▶ [What to do]: Produce a verbatim copy of the following records, leaving out all pictures.

▶ [The records]:
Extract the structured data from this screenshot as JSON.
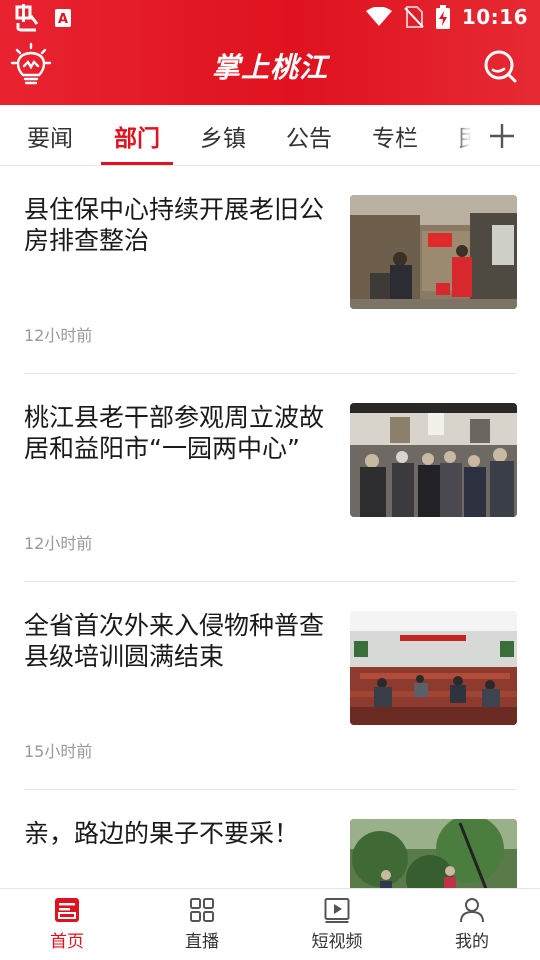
{
  "status_bar": {
    "time": "10:16"
  },
  "header": {
    "title": "掌上桃江",
    "left_icon": "lightbulb-icon",
    "right_icon": "search-icon"
  },
  "tabs": [
    {
      "label": "要闻",
      "active": false
    },
    {
      "label": "部门",
      "active": true
    },
    {
      "label": "乡镇",
      "active": false
    },
    {
      "label": "公告",
      "active": false
    },
    {
      "label": "专栏",
      "active": false
    },
    {
      "label": "民",
      "active": false
    }
  ],
  "add_tab_icon": "plus-icon",
  "news": [
    {
      "title": "县住保中心持续开展老旧公房排查整治",
      "time": "12小时前"
    },
    {
      "title": "桃江县老干部参观周立波故居和益阳市“一园两中心”",
      "time": "12小时前"
    },
    {
      "title": "全省首次外来入侵物种普查县级培训圆满结束",
      "time": "15小时前"
    },
    {
      "title": "亲，路边的果子不要采！",
      "time": ""
    }
  ],
  "bottom_nav": [
    {
      "label": "首页",
      "icon": "home-news-icon",
      "active": true
    },
    {
      "label": "直播",
      "icon": "grid-icon",
      "active": false
    },
    {
      "label": "短视频",
      "icon": "video-icon",
      "active": false
    },
    {
      "label": "我的",
      "icon": "user-icon",
      "active": false
    }
  ],
  "colors": {
    "brand_red": "#e0121f",
    "text": "#1a1a1a",
    "muted": "#999999"
  }
}
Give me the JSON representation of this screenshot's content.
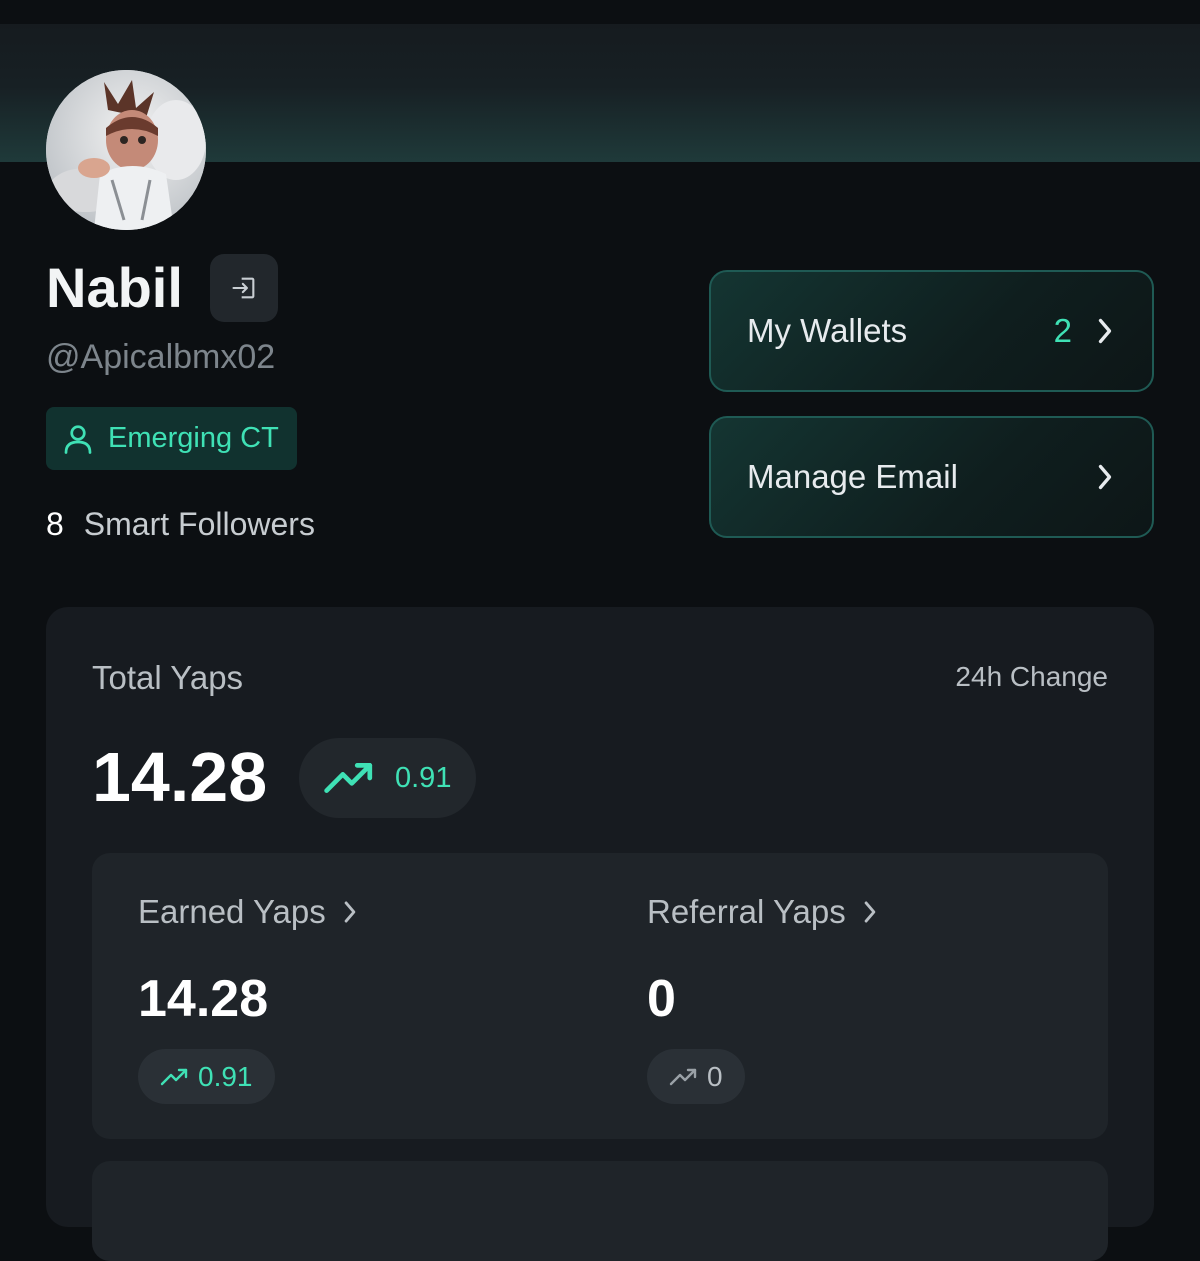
{
  "profile": {
    "name": "Nabil",
    "handle": "@Apicalbmx02",
    "tier": "Emerging CT",
    "smart_followers_count": "8",
    "smart_followers_label": "Smart Followers"
  },
  "actions": {
    "wallets_label": "My Wallets",
    "wallets_count": "2",
    "email_label": "Manage Email"
  },
  "yaps": {
    "total_label": "Total Yaps",
    "change_label": "24h Change",
    "total_value": "14.28",
    "total_change": "0.91",
    "earned": {
      "label": "Earned Yaps",
      "value": "14.28",
      "change": "0.91"
    },
    "referral": {
      "label": "Referral Yaps",
      "value": "0",
      "change": "0"
    }
  },
  "colors": {
    "accent": "#3fe1b5",
    "background": "#0c0f12",
    "card": "#171b20",
    "subcard": "#1f2429",
    "muted_text": "#7d858c"
  },
  "icons": {
    "logout": "logout-icon",
    "tier": "user-icon",
    "chevron": "chevron-right-icon",
    "trend": "trending-up-icon"
  }
}
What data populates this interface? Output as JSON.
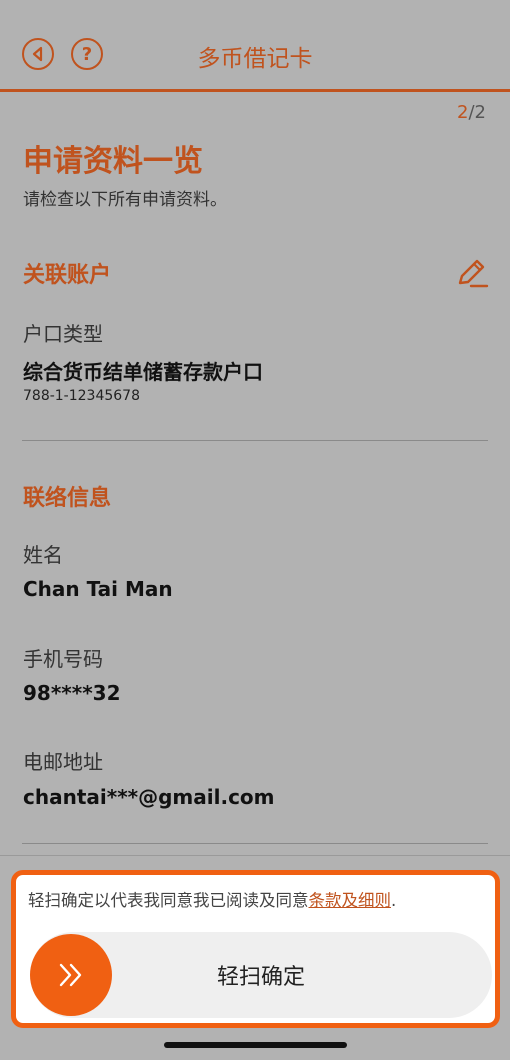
{
  "header": {
    "title": "多币借记卡",
    "back_icon": "back-arrow-icon",
    "help_icon": "question-mark-icon"
  },
  "progress": {
    "current": "2",
    "total": "/2"
  },
  "page": {
    "title": "申请资料一览",
    "subtitle": "请检查以下所有申请资料。"
  },
  "linked_account": {
    "section_title": "关联账户",
    "edit_icon": "pencil-icon",
    "account_type_label": "户口类型",
    "account_type_value": "综合货币结单储蓄存款户口",
    "account_number": "788-1-12345678"
  },
  "contact": {
    "section_title": "联络信息",
    "name_label": "姓名",
    "name_value": "Chan Tai Man",
    "mobile_label": "手机号码",
    "mobile_value": "98****32",
    "email_label": "电邮地址",
    "email_value": "chantai***@gmail.com"
  },
  "confirm": {
    "consent_text": "轻扫确定以代表我同意我已阅读及同意",
    "terms_link": "条款及细则",
    "consent_end": ".",
    "slider_label": "轻扫确定",
    "slider_icon": "double-chevron-right-icon"
  },
  "colors": {
    "accent": "#c0531e",
    "highlight_border": "#f06012",
    "overlay_bg": "#b2b2b2"
  }
}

▶ [Solved exercise]:
Extract the structured data from this screenshot as JSON.
{
  "status_bar": {
    "time": "10:16"
  },
  "header": {
    "title": "掌上桃江",
    "left_icon": "lightbulb-icon",
    "right_icon": "search-icon"
  },
  "tabs": [
    {
      "label": "要闻",
      "active": false
    },
    {
      "label": "部门",
      "active": true
    },
    {
      "label": "乡镇",
      "active": false
    },
    {
      "label": "公告",
      "active": false
    },
    {
      "label": "专栏",
      "active": false
    },
    {
      "label": "民",
      "active": false
    }
  ],
  "add_tab_icon": "plus-icon",
  "news": [
    {
      "title": "县住保中心持续开展老旧公房排查整治",
      "time": "12小时前"
    },
    {
      "title": "桃江县老干部参观周立波故居和益阳市“一园两中心”",
      "time": "12小时前"
    },
    {
      "title": "全省首次外来入侵物种普查县级培训圆满结束",
      "time": "15小时前"
    },
    {
      "title": "亲，路边的果子不要采！",
      "time": ""
    }
  ],
  "bottom_nav": [
    {
      "label": "首页",
      "icon": "home-news-icon",
      "active": true
    },
    {
      "label": "直播",
      "icon": "grid-icon",
      "active": false
    },
    {
      "label": "短视频",
      "icon": "video-icon",
      "active": false
    },
    {
      "label": "我的",
      "icon": "user-icon",
      "active": false
    }
  ],
  "colors": {
    "brand_red": "#e0121f",
    "text": "#1a1a1a",
    "muted": "#999999"
  }
}
Give me the JSON representation of this screenshot's content.
{
  "profile": {
    "name": "Nabil",
    "handle": "@Apicalbmx02",
    "tier": "Emerging CT",
    "smart_followers_count": "8",
    "smart_followers_label": "Smart Followers"
  },
  "actions": {
    "wallets_label": "My Wallets",
    "wallets_count": "2",
    "email_label": "Manage Email"
  },
  "yaps": {
    "total_label": "Total Yaps",
    "change_label": "24h Change",
    "total_value": "14.28",
    "total_change": "0.91",
    "earned": {
      "label": "Earned Yaps",
      "value": "14.28",
      "change": "0.91"
    },
    "referral": {
      "label": "Referral Yaps",
      "value": "0",
      "change": "0"
    }
  },
  "colors": {
    "accent": "#3fe1b5",
    "background": "#0c0f12",
    "card": "#171b20",
    "subcard": "#1f2429",
    "muted_text": "#7d858c"
  },
  "icons": {
    "logout": "logout-icon",
    "tier": "user-icon",
    "chevron": "chevron-right-icon",
    "trend": "trending-up-icon"
  }
}
What data populates this interface? Output as JSON.
{
  "header": {
    "title": "多币借记卡",
    "back_icon": "back-arrow-icon",
    "help_icon": "question-mark-icon"
  },
  "progress": {
    "current": "2",
    "total": "/2"
  },
  "page": {
    "title": "申请资料一览",
    "subtitle": "请检查以下所有申请资料。"
  },
  "linked_account": {
    "section_title": "关联账户",
    "edit_icon": "pencil-icon",
    "account_type_label": "户口类型",
    "account_type_value": "综合货币结单储蓄存款户口",
    "account_number": "788-1-12345678"
  },
  "contact": {
    "section_title": "联络信息",
    "name_label": "姓名",
    "name_value": "Chan Tai Man",
    "mobile_label": "手机号码",
    "mobile_value": "98****32",
    "email_label": "电邮地址",
    "email_value": "chantai***@gmail.com"
  },
  "confirm": {
    "consent_text": "轻扫确定以代表我同意我已阅读及同意",
    "terms_link": "条款及细则",
    "consent_end": ".",
    "slider_label": "轻扫确定",
    "slider_icon": "double-chevron-right-icon"
  },
  "colors": {
    "accent": "#c0531e",
    "highlight_border": "#f06012",
    "overlay_bg": "#b2b2b2"
  }
}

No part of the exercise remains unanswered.